Compute Bell inequalities and their quantum violations.

This software is a general tool for analyzing quantum non-locality in Bell scenarios.

Alpha Version

Breaking changes will be made in future commits.

  1. BellScenario: Types and constructors for describing Bell scenarios.
  2. LocalPolytope: Computes the bounds classical Bell Scenarios.
  3. Nonlocality: Optimizes quantum states and measurements for non-locality.


A Bell scenario describes a system of inter-connected black-box devices. A black-box is a simple device which takes an input and produces an output, however, no assumptions are made about the physical process inside the black-box. Black-boxes and Bell scenarios are completely characterized by their input-output statistics. The statistics of a Bell scenario depends on the underlying physics used by the black-box devices.

In most familiar cases, a black-box uses classical physics.
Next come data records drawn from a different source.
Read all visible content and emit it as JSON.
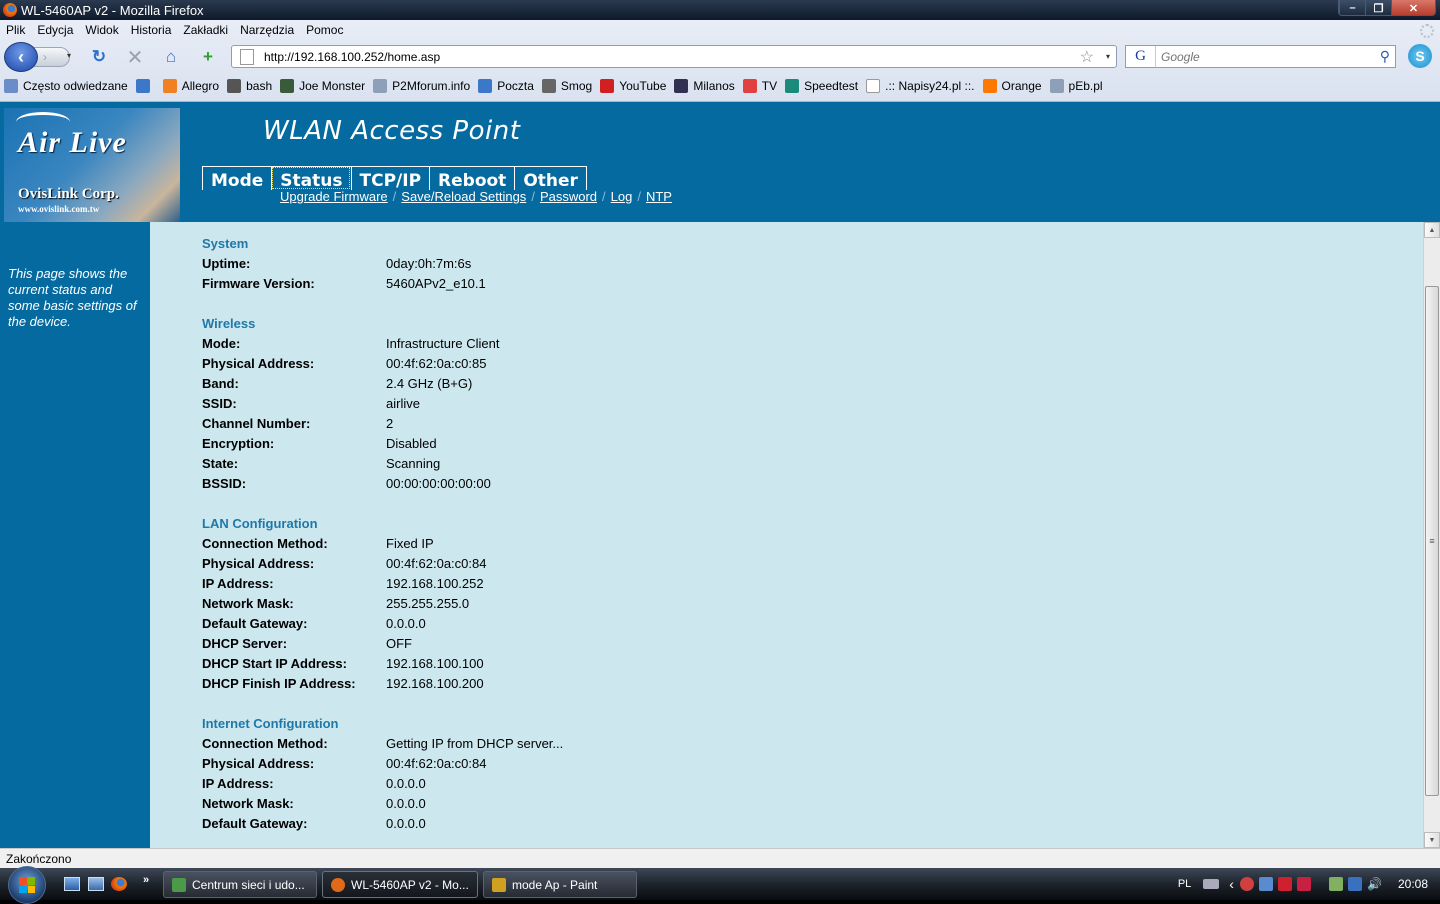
{
  "window": {
    "title": "WL-5460AP v2 - Mozilla Firefox",
    "controls": {
      "minimize": "–",
      "restore": "❐",
      "close": "✕"
    }
  },
  "menubar": [
    {
      "label": "Plik"
    },
    {
      "label": "Edycja"
    },
    {
      "label": "Widok"
    },
    {
      "label": "Historia"
    },
    {
      "label": "Zakładki"
    },
    {
      "label": "Narzędzia"
    },
    {
      "label": "Pomoc"
    }
  ],
  "toolbar": {
    "url": "http://192.168.100.252/home.asp",
    "search_placeholder": "Google",
    "icons": {
      "back": "‹",
      "forward": "›",
      "reload": "↻",
      "stop": "✕",
      "home": "⌂",
      "new_tab": "+",
      "star": "☆",
      "dropdown": "▾",
      "magnifier": "⚲",
      "search_engine": "G",
      "skype": "S"
    }
  },
  "bookmarks": [
    {
      "label": "Często odwiedzane",
      "color": "#6a8cc8"
    },
    {
      "label": "",
      "color": "#3b78c8"
    },
    {
      "label": "Allegro",
      "color": "#f08020"
    },
    {
      "label": "bash",
      "color": "#555555"
    },
    {
      "label": "Joe Monster",
      "color": "#3a5a3a"
    },
    {
      "label": "P2Mforum.info",
      "color": "#8ea0b8"
    },
    {
      "label": "Poczta",
      "color": "#3b78c8"
    },
    {
      "label": "Smog",
      "color": "#666666"
    },
    {
      "label": "YouTube",
      "color": "#d02020"
    },
    {
      "label": "Milanos",
      "color": "#303050"
    },
    {
      "label": "TV",
      "color": "#e04040"
    },
    {
      "label": "Speedtest",
      "color": "#1a8a7a"
    },
    {
      "label": ".:: Napisy24.pl ::.",
      "color": "#ffffff"
    },
    {
      "label": "Orange",
      "color": "#ff7900"
    },
    {
      "label": "pEb.pl",
      "color": "#8ea0b8"
    }
  ],
  "page": {
    "logo": {
      "brand": "Air Live",
      "company": "OvisLink Corp.",
      "website": "www.ovislink.com.tw"
    },
    "app_title": "WLAN Access Point",
    "tabs": [
      {
        "label": "Mode",
        "active": false
      },
      {
        "label": "Status",
        "active": true
      },
      {
        "label": "TCP/IP",
        "active": false
      },
      {
        "label": "Reboot",
        "active": false
      },
      {
        "label": "Other",
        "active": false
      }
    ],
    "subnav": [
      {
        "label": "Upgrade Firmware"
      },
      {
        "label": "Save/Reload Settings"
      },
      {
        "label": "Password"
      },
      {
        "label": "Log"
      },
      {
        "label": "NTP"
      }
    ],
    "subnav_separator": "/",
    "sidebar_text": "This page shows the current status and some basic settings of the device.",
    "sections": [
      {
        "title": "System",
        "rows": [
          {
            "label": "Uptime:",
            "value": "0day:0h:7m:6s"
          },
          {
            "label": "Firmware Version:",
            "value": "5460APv2_e10.1"
          }
        ]
      },
      {
        "title": "Wireless",
        "rows": [
          {
            "label": "Mode:",
            "value": "Infrastructure Client"
          },
          {
            "label": "Physical Address:",
            "value": "00:4f:62:0a:c0:85"
          },
          {
            "label": "Band:",
            "value": "2.4 GHz (B+G)"
          },
          {
            "label": "SSID:",
            "value": "airlive"
          },
          {
            "label": "Channel Number:",
            "value": "2"
          },
          {
            "label": "Encryption:",
            "value": "Disabled"
          },
          {
            "label": "State:",
            "value": "Scanning"
          },
          {
            "label": "BSSID:",
            "value": "00:00:00:00:00:00"
          }
        ]
      },
      {
        "title": "LAN Configuration",
        "rows": [
          {
            "label": "Connection Method:",
            "value": "Fixed IP"
          },
          {
            "label": "Physical Address:",
            "value": "00:4f:62:0a:c0:84"
          },
          {
            "label": "IP Address:",
            "value": "192.168.100.252"
          },
          {
            "label": "Network Mask:",
            "value": "255.255.255.0"
          },
          {
            "label": "Default Gateway:",
            "value": "0.0.0.0"
          },
          {
            "label": "DHCP Server:",
            "value": "OFF"
          },
          {
            "label": "DHCP Start IP Address:",
            "value": "192.168.100.100"
          },
          {
            "label": "DHCP Finish IP Address:",
            "value": "192.168.100.200"
          }
        ]
      },
      {
        "title": "Internet Configuration",
        "rows": [
          {
            "label": "Connection Method:",
            "value": "Getting IP from DHCP server..."
          },
          {
            "label": "Physical Address:",
            "value": "00:4f:62:0a:c0:84"
          },
          {
            "label": "IP Address:",
            "value": "0.0.0.0"
          },
          {
            "label": "Network Mask:",
            "value": "0.0.0.0"
          },
          {
            "label": "Default Gateway:",
            "value": "0.0.0.0"
          }
        ]
      }
    ],
    "scrollbar": {
      "up": "▲",
      "down": "▼",
      "grip": "≡"
    }
  },
  "statusbar": {
    "text": "Zakończono"
  },
  "taskbar": {
    "quicklaunch_more": "»",
    "tasks": [
      {
        "label": "Centrum sieci i udo...",
        "active": false,
        "color": "#4a9a4a"
      },
      {
        "label": "WL-5460AP v2 - Mo...",
        "active": true,
        "color": "#e06a1a"
      },
      {
        "label": "mode Ap - Paint",
        "active": false,
        "color": "#d0a020"
      }
    ],
    "tray": {
      "language": "PL",
      "show_hidden": "‹",
      "clock": "20:08"
    }
  },
  "colors": {
    "header_blue": "#056a9f",
    "content_bg": "#cde7ef",
    "section_title": "#1f78a8"
  }
}
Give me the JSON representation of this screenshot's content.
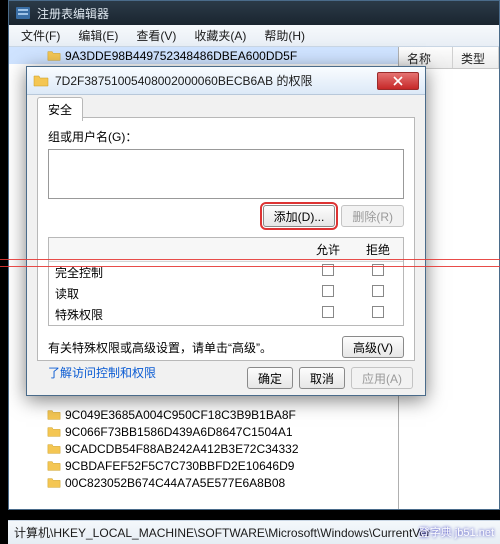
{
  "regedit": {
    "title": "注册表编辑器",
    "menu": {
      "file": "文件(F)",
      "edit": "编辑(E)",
      "view": "查看(V)",
      "fav": "收藏夹(A)",
      "help": "帮助(H)"
    },
    "list_headers": {
      "name": "名称",
      "type": "类型"
    },
    "tree_items": [
      "9A3DDE98B449752348486DBEA600DD5F",
      "9C049E3685A004C950CF18C3B9B1BA8F",
      "9C066F73BB1586D439A6D8647C1504A1",
      "9CADCDB54F88AB242A412B3E72C34332",
      "9CBDAFEF52F5C7C730BBFD2E10646D9",
      "00C823052B674C44A7A5E577E6A8B08"
    ],
    "selected_index": 0,
    "status": "计算机\\HKEY_LOCAL_MACHINE\\SOFTWARE\\Microsoft\\Windows\\CurrentVer"
  },
  "perm": {
    "title": "7D2F38751005408002000060BECB6AB 的权限",
    "tab": "安全",
    "group_label": "组或用户名(G)：",
    "add": "添加(D)...",
    "remove": "删除(R)",
    "col_allow": "允许",
    "col_deny": "拒绝",
    "perms": [
      {
        "name": "完全控制"
      },
      {
        "name": "读取"
      },
      {
        "name": "特殊权限"
      }
    ],
    "adv_text": "有关特殊权限或高级设置，请单击“高级”。",
    "adv_btn": "高级(V)",
    "link": "了解访问控制和权限",
    "ok": "确定",
    "cancel": "取消",
    "apply": "应用(A)"
  },
  "watermark": "登字典  jb51.net"
}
Some examples of classical black-boxes include cars, slot machines, and software. Classical physics is deterministic, although, an observer of a classical black-box may not have access to the parameters required to predict the output. These parameters are called local hidden variables where local means that events occurring in one location of space-time do not affect another location. Essentially, classical black-boxes are deterministic while their local hidden variables create the perception of probabilistic behavior. Hence, any probabilistic mixture of deterministic black-box behaviors can, in principle, be realized for a given Bell scenario. The bounds of a classical Bell scenario's statistics are regarded as Bell inequalities and the set of all possible behaviors forms a convex polyhedron known as the local polytope.

Bell scenarios are of interest to fundamental physics because not all physical systems adhere to the constraint of locality. For example, quantum Bell scenarios are able to realize statistics unattainable by their corresponding classical systems. This non-local behavior manifests as a strong correlation between distant points in space-time. The non-local correlations of quantum systems result in operational advantages in communications, information security, and data processing applications.

While the success of many future technologies depends on realizing quantum non-locality, this task is very difficult, even in a theoretical sense. To witness non-locality, the local bounds must first be derived. Then, the parameters of the equivalent quantum system must be tuned to violate the derived Bell inequalities. Each of these problems are challenging analytically and numerically. The BellScenario.jl package provides the basic toolkit for finding non-locality in quantum systems.



Development of BellScenario.jl was made possible by the advisory of Dr. Eric Chitambar and general support from the Physics Department at the University of Illinois Urbana-Champaign. Funding was provided by NSF Award 1914440.


To reference this work, see CITATION.bib.


BellScenario.jl is released under the MIT License.